**What you will do**: Copy the data exactly, keeping every line intact.

━━━━

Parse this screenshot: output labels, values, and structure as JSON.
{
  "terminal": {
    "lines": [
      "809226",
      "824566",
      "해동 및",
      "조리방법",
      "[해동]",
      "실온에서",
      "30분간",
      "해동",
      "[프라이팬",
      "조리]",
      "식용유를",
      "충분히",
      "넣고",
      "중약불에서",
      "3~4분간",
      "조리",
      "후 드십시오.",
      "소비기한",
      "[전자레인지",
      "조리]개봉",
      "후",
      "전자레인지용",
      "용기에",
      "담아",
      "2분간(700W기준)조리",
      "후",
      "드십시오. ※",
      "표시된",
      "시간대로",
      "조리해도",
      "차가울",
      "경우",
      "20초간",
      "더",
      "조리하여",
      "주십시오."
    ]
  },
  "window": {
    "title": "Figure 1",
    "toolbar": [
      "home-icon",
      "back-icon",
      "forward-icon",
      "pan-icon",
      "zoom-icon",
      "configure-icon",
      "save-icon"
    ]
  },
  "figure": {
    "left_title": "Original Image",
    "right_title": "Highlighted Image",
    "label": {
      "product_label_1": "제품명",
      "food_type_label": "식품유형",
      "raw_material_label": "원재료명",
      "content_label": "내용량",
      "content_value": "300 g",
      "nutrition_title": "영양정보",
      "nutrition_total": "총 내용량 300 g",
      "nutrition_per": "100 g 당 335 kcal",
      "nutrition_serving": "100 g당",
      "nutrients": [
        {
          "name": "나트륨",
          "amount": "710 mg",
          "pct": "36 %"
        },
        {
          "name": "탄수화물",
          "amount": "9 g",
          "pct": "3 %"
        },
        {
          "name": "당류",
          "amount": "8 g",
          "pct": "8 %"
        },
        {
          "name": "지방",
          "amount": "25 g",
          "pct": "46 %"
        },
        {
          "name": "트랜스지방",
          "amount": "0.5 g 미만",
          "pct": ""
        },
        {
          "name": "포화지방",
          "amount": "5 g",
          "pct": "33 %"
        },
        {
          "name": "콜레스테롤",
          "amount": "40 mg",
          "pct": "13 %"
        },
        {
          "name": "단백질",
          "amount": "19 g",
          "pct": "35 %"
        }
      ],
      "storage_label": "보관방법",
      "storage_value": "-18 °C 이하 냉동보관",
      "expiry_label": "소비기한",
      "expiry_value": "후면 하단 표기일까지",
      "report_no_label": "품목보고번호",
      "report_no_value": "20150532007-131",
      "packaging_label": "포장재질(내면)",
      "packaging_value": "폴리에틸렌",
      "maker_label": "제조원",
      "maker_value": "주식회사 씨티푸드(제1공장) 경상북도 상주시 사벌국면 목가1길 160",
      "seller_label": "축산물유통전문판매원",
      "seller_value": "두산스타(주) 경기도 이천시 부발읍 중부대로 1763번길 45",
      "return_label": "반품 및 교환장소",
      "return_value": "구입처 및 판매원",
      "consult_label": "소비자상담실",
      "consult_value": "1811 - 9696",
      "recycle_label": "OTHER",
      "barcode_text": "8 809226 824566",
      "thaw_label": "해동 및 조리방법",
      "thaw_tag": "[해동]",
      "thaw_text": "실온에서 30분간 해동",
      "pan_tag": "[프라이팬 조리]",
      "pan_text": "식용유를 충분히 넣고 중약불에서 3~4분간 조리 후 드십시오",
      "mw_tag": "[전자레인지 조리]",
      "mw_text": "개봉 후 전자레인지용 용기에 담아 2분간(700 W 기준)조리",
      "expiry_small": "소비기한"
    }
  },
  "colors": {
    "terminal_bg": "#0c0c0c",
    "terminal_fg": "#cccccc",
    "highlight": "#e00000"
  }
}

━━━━

**Solution**:
Parse this screenshot: output labels, values, and structure as JSON.
{
  "terminal": {
    "lines": [
      "809226",
      "824566",
      "해동 및",
      "조리방법",
      "[해동]",
      "실온에서",
      "30분간",
      "해동",
      "[프라이팬",
      "조리]",
      "식용유를",
      "충분히",
      "넣고",
      "중약불에서",
      "3~4분간",
      "조리",
      "후 드십시오.",
      "소비기한",
      "[전자레인지",
      "조리]개봉",
      "후",
      "전자레인지용",
      "용기에",
      "담아",
      "2분간(700W기준)조리",
      "후",
      "드십시오. ※",
      "표시된",
      "시간대로",
      "조리해도",
      "차가울",
      "경우",
      "20초간",
      "더",
      "조리하여",
      "주십시오."
    ]
  },
  "window": {
    "title": "Figure 1",
    "toolbar": [
      "home-icon",
      "back-icon",
      "forward-icon",
      "pan-icon",
      "zoom-icon",
      "configure-icon",
      "save-icon"
    ]
  },
  "figure": {
    "left_title": "Original Image",
    "right_title": "Highlighted Image",
    "label": {
      "product_label_1": "제품명",
      "food_type_label": "식품유형",
      "raw_material_label": "원재료명",
      "content_label": "내용량",
      "content_value": "300 g",
      "nutrition_title": "영양정보",
      "nutrition_total": "총 내용량 300 g",
      "nutrition_per": "100 g 당 335 kcal",
      "nutrition_serving": "100 g당",
      "nutrients": [
        {
          "name": "나트륨",
          "amount": "710 mg",
          "pct": "36 %"
        },
        {
          "name": "탄수화물",
          "amount": "9 g",
          "pct": "3 %"
        },
        {
          "name": "당류",
          "amount": "8 g",
          "pct": "8 %"
        },
        {
          "name": "지방",
          "amount": "25 g",
          "pct": "46 %"
        },
        {
          "name": "트랜스지방",
          "amount": "0.5 g 미만",
          "pct": ""
        },
        {
          "name": "포화지방",
          "amount": "5 g",
          "pct": "33 %"
        },
        {
          "name": "콜레스테롤",
          "amount": "40 mg",
          "pct": "13 %"
        },
        {
          "name": "단백질",
          "amount": "19 g",
          "pct": "35 %"
        }
      ],
      "storage_label": "보관방법",
      "storage_value": "-18 °C 이하 냉동보관",
      "expiry_label": "소비기한",
      "expiry_value": "후면 하단 표기일까지",
      "report_no_label": "품목보고번호",
      "report_no_value": "20150532007-131",
      "packaging_label": "포장재질(내면)",
      "packaging_value": "폴리에틸렌",
      "maker_label": "제조원",
      "maker_value": "주식회사 씨티푸드(제1공장) 경상북도 상주시 사벌국면 목가1길 160",
      "seller_label": "축산물유통전문판매원",
      "seller_value": "두산스타(주) 경기도 이천시 부발읍 중부대로 1763번길 45",
      "return_label": "반품 및 교환장소",
      "return_value": "구입처 및 판매원",
      "consult_label": "소비자상담실",
      "consult_value": "1811 - 9696",
      "recycle_label": "OTHER",
      "barcode_text": "8 809226 824566",
      "thaw_label": "해동 및 조리방법",
      "thaw_tag": "[해동]",
      "thaw_text": "실온에서 30분간 해동",
      "pan_tag": "[프라이팬 조리]",
      "pan_text": "식용유를 충분히 넣고 중약불에서 3~4분간 조리 후 드십시오",
      "mw_tag": "[전자레인지 조리]",
      "mw_text": "개봉 후 전자레인지용 용기에 담아 2분간(700 W 기준)조리",
      "expiry_small": "소비기한"
    }
  },
  "colors": {
    "terminal_bg": "#0c0c0c",
    "terminal_fg": "#cccccc",
    "highlight": "#e00000"
  }
}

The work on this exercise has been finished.